There's something in the air that's sickening many people with allergies. We spoke to the allergy experts and found out how the weather is to be blamed.
San Antonio During a drought, pollen counts are not as high mainly because the trees aren't healthy enough to produce pollen. But with all the rain we've had recently, we can expect the count to be heavier this season.
According to Dr. Paul Ratner of Sylvana Research, "You need rain, you need milder temperatures.
"Well, we've been getting both! Right now we're entering ragweed season. The counts have been in the light range the past few days, but expect the count to go higher over the next few weeks.

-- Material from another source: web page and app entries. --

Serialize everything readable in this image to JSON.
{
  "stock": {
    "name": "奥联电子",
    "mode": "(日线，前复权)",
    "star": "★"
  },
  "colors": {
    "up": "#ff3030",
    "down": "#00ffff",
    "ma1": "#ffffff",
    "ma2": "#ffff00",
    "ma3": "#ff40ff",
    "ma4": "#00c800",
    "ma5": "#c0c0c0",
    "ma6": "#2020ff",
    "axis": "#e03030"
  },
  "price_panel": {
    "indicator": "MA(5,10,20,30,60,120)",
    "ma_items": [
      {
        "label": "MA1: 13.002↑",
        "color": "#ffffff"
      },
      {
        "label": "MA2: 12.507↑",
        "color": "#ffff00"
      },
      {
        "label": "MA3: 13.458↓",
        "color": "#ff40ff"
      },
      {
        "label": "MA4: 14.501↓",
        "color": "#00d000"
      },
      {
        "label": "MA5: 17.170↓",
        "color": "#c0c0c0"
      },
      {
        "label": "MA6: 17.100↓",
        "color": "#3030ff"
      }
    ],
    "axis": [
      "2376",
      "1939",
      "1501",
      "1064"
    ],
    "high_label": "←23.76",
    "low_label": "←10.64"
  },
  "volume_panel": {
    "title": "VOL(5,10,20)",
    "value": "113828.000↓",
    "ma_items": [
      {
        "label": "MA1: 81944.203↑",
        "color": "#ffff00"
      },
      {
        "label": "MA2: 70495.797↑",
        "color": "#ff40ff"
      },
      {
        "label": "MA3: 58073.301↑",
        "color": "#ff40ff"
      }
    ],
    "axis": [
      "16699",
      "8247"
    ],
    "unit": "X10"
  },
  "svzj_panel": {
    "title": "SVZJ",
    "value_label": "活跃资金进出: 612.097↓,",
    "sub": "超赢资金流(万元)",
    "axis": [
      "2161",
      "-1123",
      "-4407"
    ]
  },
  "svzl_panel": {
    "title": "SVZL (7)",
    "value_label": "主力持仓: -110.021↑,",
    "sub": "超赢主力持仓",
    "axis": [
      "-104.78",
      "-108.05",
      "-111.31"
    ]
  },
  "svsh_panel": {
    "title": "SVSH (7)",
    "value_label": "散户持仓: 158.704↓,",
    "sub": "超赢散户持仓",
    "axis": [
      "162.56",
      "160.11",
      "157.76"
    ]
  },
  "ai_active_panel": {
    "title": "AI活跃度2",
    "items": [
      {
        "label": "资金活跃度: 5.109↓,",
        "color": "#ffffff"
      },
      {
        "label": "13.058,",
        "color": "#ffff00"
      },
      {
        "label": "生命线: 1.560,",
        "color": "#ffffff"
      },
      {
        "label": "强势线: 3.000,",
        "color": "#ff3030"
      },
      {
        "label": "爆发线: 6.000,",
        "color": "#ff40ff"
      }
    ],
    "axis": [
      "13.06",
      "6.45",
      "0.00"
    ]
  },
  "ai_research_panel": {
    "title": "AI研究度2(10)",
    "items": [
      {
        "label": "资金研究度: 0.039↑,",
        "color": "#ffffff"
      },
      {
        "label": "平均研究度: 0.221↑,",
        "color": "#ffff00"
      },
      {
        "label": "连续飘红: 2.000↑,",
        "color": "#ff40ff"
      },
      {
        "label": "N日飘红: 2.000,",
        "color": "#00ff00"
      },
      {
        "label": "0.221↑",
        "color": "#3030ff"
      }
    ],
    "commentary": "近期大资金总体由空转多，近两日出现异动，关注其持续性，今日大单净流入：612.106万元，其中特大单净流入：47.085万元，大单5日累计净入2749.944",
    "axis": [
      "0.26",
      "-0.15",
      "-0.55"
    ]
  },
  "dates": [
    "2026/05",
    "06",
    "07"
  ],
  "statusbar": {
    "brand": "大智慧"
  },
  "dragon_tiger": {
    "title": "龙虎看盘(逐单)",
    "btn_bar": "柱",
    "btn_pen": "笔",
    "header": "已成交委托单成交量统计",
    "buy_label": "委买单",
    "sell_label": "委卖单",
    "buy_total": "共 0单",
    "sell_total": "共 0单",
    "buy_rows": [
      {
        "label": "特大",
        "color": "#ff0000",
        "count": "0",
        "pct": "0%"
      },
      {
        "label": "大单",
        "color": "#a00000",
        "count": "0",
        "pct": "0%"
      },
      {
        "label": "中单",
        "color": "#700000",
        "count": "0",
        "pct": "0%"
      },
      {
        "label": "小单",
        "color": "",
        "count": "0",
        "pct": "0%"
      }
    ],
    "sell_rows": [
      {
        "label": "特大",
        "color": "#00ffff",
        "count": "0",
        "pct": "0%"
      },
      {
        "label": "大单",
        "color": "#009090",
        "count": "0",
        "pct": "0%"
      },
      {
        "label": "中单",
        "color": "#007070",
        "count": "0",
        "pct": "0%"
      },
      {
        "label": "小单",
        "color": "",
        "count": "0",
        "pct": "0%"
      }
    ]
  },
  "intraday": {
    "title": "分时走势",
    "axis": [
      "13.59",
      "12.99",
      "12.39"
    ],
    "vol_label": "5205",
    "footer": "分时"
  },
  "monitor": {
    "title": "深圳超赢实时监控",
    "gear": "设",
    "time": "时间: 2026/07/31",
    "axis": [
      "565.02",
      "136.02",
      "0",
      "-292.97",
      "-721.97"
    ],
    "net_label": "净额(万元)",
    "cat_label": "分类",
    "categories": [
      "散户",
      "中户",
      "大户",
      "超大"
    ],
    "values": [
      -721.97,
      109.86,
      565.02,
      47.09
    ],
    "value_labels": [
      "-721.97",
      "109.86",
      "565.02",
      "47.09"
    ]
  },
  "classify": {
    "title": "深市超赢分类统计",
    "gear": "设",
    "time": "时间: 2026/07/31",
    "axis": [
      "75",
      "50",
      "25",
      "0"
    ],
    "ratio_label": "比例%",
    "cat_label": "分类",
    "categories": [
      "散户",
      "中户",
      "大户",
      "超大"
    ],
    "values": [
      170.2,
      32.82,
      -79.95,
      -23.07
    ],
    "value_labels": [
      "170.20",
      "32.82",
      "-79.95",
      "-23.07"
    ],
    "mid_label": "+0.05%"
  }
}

Allergy sufferers also have to deal with Mold and Fall Elm right now. The Mold count always skyrockets after a good rainfall and Fall Elm thrives on cooler weather. Fall Elm usually lasts through September so that should be tapering off soon.
September 18, 2014